Work item:
Below are some records; state how many of their lines contain the word "single", and add nothing.

START Data section

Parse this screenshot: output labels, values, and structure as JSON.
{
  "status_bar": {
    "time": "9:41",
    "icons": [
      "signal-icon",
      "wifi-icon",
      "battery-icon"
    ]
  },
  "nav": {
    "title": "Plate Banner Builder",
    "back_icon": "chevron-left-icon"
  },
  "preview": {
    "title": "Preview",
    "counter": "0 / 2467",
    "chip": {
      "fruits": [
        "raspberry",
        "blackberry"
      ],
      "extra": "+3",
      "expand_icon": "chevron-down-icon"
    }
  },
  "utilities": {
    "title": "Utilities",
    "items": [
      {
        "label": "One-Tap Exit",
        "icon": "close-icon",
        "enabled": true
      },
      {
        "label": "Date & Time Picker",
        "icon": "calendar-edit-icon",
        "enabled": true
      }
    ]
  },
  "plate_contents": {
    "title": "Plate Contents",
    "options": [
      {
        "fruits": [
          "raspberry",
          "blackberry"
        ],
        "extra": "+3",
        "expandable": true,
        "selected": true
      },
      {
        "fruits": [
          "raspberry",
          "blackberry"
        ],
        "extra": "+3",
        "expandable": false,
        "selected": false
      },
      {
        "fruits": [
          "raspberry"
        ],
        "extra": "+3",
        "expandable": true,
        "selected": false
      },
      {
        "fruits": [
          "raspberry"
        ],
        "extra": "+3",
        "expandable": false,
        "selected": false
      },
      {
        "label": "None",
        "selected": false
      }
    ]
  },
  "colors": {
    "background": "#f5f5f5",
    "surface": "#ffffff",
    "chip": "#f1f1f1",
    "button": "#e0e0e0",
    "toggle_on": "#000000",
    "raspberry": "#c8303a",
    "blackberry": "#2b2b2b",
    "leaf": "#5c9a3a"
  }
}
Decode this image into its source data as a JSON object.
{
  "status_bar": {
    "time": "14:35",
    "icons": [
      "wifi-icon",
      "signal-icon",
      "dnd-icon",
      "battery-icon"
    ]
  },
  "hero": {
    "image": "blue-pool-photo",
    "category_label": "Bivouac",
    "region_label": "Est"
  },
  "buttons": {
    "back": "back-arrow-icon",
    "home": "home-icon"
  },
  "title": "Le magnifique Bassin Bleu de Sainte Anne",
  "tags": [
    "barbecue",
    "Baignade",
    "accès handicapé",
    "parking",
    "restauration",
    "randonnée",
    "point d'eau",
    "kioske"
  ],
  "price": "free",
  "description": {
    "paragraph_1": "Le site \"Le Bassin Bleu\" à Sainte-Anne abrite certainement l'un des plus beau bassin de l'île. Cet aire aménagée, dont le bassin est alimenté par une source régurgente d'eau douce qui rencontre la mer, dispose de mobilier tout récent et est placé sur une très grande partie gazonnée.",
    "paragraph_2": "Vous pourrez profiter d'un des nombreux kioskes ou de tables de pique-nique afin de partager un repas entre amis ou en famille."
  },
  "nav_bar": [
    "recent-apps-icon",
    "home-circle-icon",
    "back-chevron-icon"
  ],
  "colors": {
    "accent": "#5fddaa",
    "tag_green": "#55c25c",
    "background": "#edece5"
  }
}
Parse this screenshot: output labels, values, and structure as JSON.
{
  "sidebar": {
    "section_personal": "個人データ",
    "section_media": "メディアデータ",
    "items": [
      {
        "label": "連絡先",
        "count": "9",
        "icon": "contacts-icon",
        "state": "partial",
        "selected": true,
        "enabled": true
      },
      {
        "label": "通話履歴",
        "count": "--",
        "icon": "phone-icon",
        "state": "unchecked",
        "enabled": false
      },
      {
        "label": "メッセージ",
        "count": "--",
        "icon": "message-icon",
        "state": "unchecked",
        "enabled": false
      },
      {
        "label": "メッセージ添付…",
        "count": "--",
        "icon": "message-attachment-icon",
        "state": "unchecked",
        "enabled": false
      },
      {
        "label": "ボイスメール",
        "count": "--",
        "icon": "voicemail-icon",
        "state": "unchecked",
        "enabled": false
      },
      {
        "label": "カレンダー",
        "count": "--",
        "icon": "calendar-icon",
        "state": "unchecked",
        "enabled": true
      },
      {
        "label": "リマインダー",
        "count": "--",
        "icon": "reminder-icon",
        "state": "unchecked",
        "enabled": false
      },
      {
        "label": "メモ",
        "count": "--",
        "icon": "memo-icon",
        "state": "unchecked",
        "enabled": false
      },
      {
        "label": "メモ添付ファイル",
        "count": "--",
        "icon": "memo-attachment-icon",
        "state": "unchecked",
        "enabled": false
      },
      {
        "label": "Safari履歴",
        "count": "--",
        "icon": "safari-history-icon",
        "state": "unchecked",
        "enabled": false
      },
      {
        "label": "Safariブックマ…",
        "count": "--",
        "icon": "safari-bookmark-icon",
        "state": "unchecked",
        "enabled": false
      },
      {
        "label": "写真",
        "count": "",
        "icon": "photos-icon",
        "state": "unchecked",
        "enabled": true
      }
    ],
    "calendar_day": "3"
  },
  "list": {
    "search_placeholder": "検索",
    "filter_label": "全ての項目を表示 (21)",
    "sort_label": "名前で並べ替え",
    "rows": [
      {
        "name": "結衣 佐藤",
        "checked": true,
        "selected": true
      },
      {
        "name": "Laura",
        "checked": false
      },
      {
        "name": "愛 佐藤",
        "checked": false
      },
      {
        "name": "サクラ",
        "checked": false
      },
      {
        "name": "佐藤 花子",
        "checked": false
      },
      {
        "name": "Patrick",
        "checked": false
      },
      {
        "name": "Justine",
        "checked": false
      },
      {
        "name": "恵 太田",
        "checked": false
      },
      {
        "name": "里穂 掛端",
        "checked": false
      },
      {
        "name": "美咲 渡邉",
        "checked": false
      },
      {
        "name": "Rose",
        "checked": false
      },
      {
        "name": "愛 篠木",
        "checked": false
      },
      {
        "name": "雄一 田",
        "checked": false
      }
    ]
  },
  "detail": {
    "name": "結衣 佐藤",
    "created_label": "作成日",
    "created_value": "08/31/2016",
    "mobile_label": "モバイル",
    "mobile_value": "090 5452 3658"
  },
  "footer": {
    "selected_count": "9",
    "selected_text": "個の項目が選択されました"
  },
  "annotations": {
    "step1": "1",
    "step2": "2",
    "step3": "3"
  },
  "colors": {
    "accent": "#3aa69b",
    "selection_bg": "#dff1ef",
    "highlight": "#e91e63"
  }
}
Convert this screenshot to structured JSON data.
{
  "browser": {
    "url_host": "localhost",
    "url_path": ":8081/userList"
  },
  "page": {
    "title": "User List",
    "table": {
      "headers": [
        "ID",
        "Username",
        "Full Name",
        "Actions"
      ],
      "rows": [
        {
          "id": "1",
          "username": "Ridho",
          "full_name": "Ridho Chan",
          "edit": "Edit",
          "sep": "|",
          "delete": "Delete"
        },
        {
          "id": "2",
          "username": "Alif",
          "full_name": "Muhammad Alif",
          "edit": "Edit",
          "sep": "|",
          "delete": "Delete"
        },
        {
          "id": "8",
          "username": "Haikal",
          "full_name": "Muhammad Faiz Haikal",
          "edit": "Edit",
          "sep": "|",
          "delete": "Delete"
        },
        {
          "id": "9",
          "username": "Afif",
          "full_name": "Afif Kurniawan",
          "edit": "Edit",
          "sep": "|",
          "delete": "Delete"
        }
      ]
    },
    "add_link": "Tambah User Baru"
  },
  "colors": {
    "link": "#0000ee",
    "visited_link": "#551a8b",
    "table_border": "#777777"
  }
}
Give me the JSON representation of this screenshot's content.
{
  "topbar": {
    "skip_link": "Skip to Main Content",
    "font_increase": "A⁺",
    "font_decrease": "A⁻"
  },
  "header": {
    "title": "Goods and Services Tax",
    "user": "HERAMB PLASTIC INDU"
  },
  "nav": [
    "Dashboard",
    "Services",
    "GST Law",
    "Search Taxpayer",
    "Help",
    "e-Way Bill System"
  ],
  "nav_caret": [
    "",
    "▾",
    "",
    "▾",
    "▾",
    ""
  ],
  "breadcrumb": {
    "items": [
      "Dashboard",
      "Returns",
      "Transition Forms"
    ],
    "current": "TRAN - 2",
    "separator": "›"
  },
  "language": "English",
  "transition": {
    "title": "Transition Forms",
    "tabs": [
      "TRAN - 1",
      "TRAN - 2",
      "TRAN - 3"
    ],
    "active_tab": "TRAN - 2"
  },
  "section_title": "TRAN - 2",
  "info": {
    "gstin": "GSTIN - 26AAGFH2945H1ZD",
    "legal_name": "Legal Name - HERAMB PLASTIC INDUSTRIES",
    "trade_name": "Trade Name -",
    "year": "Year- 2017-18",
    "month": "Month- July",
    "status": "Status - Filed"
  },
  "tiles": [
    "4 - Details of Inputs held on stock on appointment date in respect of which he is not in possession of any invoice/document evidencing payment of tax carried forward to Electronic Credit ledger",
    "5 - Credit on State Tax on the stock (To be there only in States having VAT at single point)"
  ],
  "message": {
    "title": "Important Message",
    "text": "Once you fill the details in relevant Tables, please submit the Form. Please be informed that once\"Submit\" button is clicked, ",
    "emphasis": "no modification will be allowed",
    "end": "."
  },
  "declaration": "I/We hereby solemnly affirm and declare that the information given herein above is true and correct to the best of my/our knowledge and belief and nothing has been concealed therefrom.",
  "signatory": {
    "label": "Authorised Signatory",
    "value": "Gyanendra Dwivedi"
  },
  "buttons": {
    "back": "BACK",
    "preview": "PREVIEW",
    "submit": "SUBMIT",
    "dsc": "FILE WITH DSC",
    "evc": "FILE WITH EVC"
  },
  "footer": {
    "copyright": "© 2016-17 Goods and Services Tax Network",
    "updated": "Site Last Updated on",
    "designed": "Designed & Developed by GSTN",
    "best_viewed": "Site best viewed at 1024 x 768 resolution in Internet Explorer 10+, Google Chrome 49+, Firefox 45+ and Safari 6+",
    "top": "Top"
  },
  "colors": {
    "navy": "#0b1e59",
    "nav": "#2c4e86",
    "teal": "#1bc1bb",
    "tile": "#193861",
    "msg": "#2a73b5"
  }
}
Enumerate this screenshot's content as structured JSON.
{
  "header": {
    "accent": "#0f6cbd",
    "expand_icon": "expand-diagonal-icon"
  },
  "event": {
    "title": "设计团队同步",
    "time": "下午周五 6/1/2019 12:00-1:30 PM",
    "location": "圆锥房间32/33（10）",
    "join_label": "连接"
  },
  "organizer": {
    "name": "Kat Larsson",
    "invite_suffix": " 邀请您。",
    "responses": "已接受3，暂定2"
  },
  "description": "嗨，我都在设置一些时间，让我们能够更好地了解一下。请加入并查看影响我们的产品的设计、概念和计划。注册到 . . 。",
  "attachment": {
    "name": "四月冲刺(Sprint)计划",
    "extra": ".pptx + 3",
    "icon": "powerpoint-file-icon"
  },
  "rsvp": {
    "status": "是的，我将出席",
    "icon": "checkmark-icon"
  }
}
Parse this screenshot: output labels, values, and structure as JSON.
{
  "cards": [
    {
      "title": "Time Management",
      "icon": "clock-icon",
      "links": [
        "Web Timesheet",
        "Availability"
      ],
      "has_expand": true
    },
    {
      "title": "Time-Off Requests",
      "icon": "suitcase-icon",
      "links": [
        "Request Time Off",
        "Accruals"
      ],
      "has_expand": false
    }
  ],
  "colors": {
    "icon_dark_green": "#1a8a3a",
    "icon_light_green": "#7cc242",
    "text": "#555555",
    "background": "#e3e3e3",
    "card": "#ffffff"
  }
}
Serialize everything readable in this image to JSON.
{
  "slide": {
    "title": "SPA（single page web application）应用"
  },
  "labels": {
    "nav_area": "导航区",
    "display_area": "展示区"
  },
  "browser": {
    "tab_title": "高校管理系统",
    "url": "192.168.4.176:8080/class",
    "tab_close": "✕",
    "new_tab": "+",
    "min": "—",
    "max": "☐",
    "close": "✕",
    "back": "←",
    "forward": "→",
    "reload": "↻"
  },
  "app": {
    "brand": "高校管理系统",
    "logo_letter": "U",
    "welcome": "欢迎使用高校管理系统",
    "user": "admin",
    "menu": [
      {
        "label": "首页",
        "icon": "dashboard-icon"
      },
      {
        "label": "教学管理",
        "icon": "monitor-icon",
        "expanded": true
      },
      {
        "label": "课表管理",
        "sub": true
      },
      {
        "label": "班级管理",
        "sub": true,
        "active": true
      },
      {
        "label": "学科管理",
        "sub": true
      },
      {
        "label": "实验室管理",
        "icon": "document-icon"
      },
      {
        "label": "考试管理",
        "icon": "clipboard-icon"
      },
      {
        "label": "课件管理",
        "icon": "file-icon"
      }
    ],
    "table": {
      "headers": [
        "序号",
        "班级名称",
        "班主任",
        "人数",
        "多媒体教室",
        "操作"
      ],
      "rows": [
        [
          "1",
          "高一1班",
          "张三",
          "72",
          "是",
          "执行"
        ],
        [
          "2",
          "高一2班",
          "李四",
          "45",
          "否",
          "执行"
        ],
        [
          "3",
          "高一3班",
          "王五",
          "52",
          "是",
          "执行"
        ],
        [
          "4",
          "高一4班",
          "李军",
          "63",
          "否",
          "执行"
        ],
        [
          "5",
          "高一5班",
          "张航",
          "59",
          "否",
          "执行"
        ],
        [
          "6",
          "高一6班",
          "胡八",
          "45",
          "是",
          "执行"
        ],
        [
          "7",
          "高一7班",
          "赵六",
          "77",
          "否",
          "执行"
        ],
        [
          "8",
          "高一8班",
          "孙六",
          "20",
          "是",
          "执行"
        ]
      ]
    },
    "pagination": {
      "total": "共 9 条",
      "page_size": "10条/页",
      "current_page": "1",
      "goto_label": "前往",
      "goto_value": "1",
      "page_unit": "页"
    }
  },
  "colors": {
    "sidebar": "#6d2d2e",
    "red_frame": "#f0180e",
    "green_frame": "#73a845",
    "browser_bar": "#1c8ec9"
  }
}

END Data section

Output of the exercise:
2